and they will treat other wanderers with hospitality.
Jesus started his ministry
by going into the synagogue,
reading from a scroll of the prophets
and telling the people that the scripture had been fulfilled in their hearing,
he was locating himself within the memory and the mission of his people,
to provide a way to understand why he was going to do the things he did,
heal the sick, preach good news to the poor
and ultimately give his life for the sake of the world.
Jesus calls us to this living memory as well,
each time we gather around the table
we hear the story of Jesus’ last night with the disciples
and his command to remember,
to break the bread and drink the wine in remembrance of him,
a remembering the recalls us to the gift of forgiveness
that Jesus has given us,
a gift he has called us to share with others.
In this command to remember
Jesus calls us even deeper
toward the promised future of God,
where there will be enough for all to eat,
as people from all nations, tribes and languages
gather together to worship God and the lamb.
We remember the saints today, and each year
because we love them and miss them yes,
but also because remembering them
locates us in our story,
a story of a people who came as immigrants and refugees,
who worked hard to form a community
where they could worship in their own language
and serve the God of salvation,
and when the younger generations spoke a different language
the worship changed with the community
so that the message could continue to be shared,

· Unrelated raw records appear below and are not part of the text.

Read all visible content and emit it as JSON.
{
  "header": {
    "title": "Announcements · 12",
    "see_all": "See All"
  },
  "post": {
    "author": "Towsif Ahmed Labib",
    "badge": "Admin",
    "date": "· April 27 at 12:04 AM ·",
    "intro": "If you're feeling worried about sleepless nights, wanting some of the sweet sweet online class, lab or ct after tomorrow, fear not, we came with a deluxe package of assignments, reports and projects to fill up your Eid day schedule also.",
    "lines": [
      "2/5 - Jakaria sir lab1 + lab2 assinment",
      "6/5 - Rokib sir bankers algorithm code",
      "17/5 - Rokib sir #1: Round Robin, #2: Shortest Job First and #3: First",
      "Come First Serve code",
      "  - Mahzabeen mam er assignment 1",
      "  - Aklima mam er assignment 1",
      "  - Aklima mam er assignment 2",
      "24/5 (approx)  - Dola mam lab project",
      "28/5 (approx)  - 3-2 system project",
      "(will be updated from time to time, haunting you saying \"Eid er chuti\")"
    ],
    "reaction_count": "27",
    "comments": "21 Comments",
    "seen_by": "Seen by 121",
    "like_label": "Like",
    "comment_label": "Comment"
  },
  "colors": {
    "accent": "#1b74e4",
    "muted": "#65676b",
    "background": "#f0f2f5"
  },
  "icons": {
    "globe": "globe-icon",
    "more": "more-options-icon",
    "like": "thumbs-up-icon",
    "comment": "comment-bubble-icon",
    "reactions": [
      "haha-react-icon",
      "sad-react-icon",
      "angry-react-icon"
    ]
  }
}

we are a community that supported missionaries both near and far,
a community who took seriously the job of instructing children in the faith,
this is a community that has been present for over 125 years
one that still holds the values of our ancestors
even as we find new ways to achieve the same goals of worship, service and learning.
And yes, this is not always easy,
we struggle with change
but there is one thing that will never change,
who we are and whose we are.
Baptized children of God.
Hear again the words from 1 John
“Beloved we are God’s children now, what we will be has not yet been revealed. What we do know is this: when he is revealed, we will be like him, for we will see him as he is.”
Amen Thanks be to God
Pastor Emily Johnson preaches weekly at Christ Lutheran. These are manuscripts of her sermons given at Christ Lutheran. Feel free to engage with them in the comments section of the blog.